    Aug 19 07:55 PM | Likes Like |Link to Comment
  • Should the Bush Tax Cuts Be Extended? [View article]
    Truth be told, I do my best to keep my rhetoric under control. I really am not a fan of most government entitlement spending at all. Thus I tend to find myself supporting, on philosophical grounds, any tax cut that can be found. But as you correctly point out, these tax cuts have not been met with any reduction in spending, so there is a real pickle.

    A very typical argument against government meddling in the economy is that the government is poor at the allocation of scarce resources when compared to the private sector. Most large scale bankrupt government insitutions such as medicaid or medicare, social security, etc. are used as examples of how ineffecient governments can be. Energy policy with respect to ethanol is another perfect example of horrible resource allocation that has failed miserably but probably succeeded at increasing world hunger.

    While many put their faith in the ability of the private sector to allocate resources in a superior fashion, hoarding unnecessary cash is not allocating resources at all - which is not really an improvement over the government mis-allocating resources. By recycling idle cash back through the economic system individuals will be able to allocate that capital how they see fit. Perhaps that would be buying corporate bonds.

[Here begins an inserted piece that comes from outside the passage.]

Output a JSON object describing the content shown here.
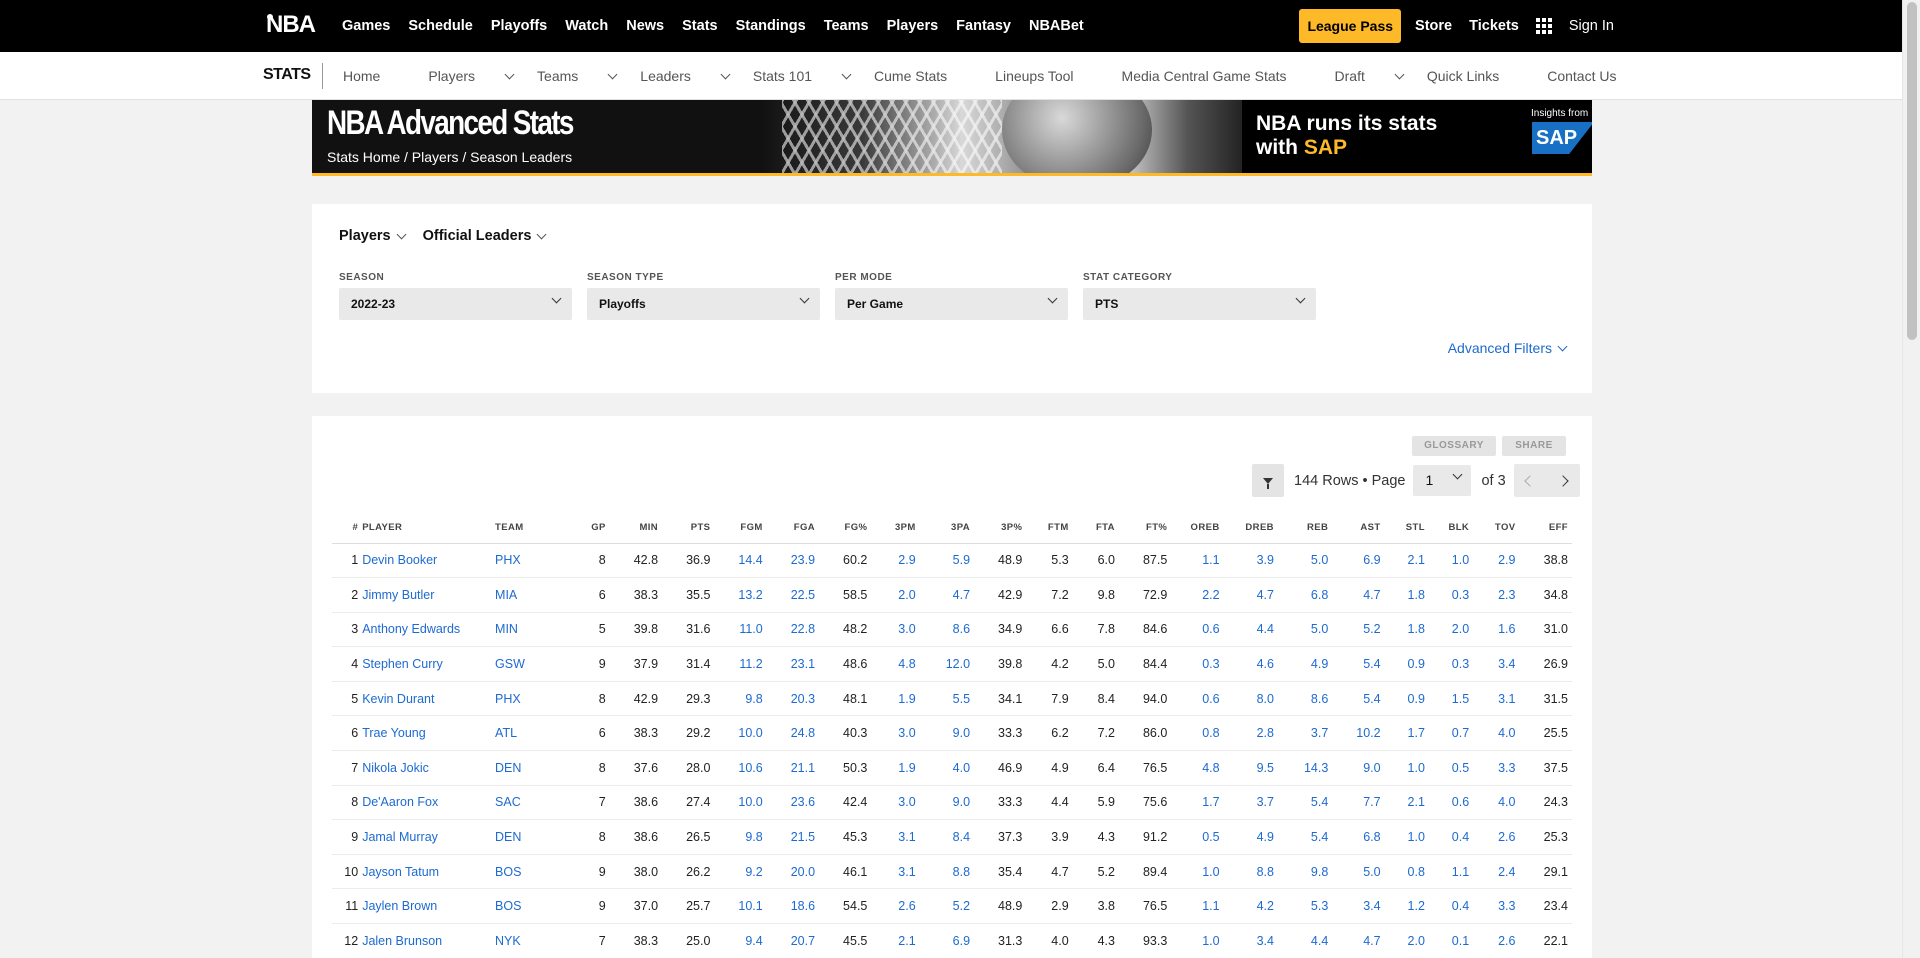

It could be some much needed repairs on their car. Maybe it is some new clothes for their kids.

    I cannot recall the precise quote, but somewhere I have seen something along the lines of, "the decision to take no action is still an action". This is shown as a quote at the beginning or end of some movie. And I am literally beating my head against my desk to recall what movie it is so I can find the exact quote.

    Nonetheless the quote is fitting in this situation. Corporations are hoarding cash because they do not see easy growth on the table. Yet, while they believe they are making a decent decision, they are abdicating their sole responsibility. If they do not see the opportunities to maximize shareholder value it is incumbent upon them to return retained profits to their shareholders to be recycled back into the economy as the shareholders see fit.

    That is a possible private sector solution. That is capitalism. Now, we just need the government to encourage it. And it would certainly help if shareholders become a bit less complacent with companies holding so much idle cash.
    Aug 19 05:07 PM | Likes Like |Link to Comment
  • Should the Bush Tax Cuts Be Extended? [View article]
    I like your ideas. A 3-5 year tax holiday on profits for newly formed businesses sounds like a great idea. Perhaps that could be extended to include some sort of tax relief on costs incurred from adding to payrolls.

    I hope I was clear that I don't find the trickle down theory of tax cuts particularly compelling...but I do find the notion of a massive corporate dividend, to recycle the uneccessary idle cash back into the real economy, very compelling. Sure dropping dividend taxe rate to zero doesn't by default trigger a massive increase in dividend payments, but it sure seems like it would increase the incentives for such a transaction. Market forces of extremely unpleasant shareholders would definitely start to take hold of corporations hoarding unneccessary cash. Couple that with some Obama led roadshows/marketing campaigns and maybe this could gain some momentum resulting in a massive private sector stimulus.

    Aug 19 09:48 AM | Likes Like |Link to Comment